- LinkedIn is a prime example – as they get more data, the app has become more intelligent, intuitive and ultimately more useful
- Offer progressively sophisticated products, leveraging the data & insights, across the different user population segments – customer segmentation & stratification is not just for retail !
- While more data, see “Unreasonable Effectiveness of Data” Distinguished Lecture by Peter Norvig, is good; for complex models, a deep understanding of the models and feature engineering would eventually be necessary (beyond the “black box”)
- Data products about people, are usually complex, in terms of models as well as the data
[Update 12/13/13] Remember, a data product usually has the three layers – Interface, Inference & Intelligence.
5. Don’t implement a technology infrastructure but the end-to-end pipeline a.k.a. Bytes To Business
SImple Reason : Business doesn’t care about a shiny infrastructure, but about capabilities they can take to market …
4. Think Business Relevance and agility from multiple points of view
Aggregate Even Bigger Datasets, Scenarios and Use Cases
- Be flexible, tell your stories, leveraging smart data, based on ever changing crisp business use cases & requirements
3. Big Data cuts across enterprise silos – facilitate organization change and adoption
- Data always has been siloed, with each function having it’s own datasets – transactional as well as data marts
- Big Data, by definition is heterogeneous & muti-schema
- Data refresh, source of truth, organizational politics and even fear comes in the picture. Deal with them in a positive way
2. Build Data Products
The Extremely Large Database/XLDB 2013 Conference & the invited Workshop at Stanford had lots of good speakers and extremely interesting view points. I was able to attend and participate this year.
Previously I wrote two blogs on presentations by Google’s Jeff Dean : and NEA’s Greg Papadopoulos

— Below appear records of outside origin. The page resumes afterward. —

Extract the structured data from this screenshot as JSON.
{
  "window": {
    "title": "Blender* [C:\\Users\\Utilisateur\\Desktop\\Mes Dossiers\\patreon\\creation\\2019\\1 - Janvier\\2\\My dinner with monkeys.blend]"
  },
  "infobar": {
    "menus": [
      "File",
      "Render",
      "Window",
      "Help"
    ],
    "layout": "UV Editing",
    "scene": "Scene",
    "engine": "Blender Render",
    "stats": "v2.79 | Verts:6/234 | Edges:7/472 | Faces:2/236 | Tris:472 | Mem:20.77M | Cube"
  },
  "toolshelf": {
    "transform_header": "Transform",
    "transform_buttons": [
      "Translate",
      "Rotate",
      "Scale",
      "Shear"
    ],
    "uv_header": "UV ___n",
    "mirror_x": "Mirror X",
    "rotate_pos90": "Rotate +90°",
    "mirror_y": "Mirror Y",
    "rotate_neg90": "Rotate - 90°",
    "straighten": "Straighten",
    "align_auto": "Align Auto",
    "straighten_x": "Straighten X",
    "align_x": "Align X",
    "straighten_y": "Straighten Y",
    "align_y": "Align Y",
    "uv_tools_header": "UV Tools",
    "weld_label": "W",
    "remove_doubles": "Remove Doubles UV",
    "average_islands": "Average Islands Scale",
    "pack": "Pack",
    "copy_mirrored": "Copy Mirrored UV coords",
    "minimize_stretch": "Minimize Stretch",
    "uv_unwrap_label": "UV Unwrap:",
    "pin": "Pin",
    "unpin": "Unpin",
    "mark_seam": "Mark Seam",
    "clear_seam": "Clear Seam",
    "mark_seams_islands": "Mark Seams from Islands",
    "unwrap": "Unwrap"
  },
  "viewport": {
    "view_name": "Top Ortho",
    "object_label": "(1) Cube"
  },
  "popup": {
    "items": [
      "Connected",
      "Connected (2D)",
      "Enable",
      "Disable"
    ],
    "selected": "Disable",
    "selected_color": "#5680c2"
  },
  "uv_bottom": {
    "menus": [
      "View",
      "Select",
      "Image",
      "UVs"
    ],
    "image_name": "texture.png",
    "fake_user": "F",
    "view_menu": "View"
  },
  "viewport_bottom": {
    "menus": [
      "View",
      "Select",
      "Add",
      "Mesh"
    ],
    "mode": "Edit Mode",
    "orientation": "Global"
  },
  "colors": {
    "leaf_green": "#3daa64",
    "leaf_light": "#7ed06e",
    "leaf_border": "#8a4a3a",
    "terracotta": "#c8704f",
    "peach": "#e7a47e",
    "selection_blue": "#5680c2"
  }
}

Here are the highlights from the presentations. Of course, you should read thru all the XLDB 2013 presentation slides.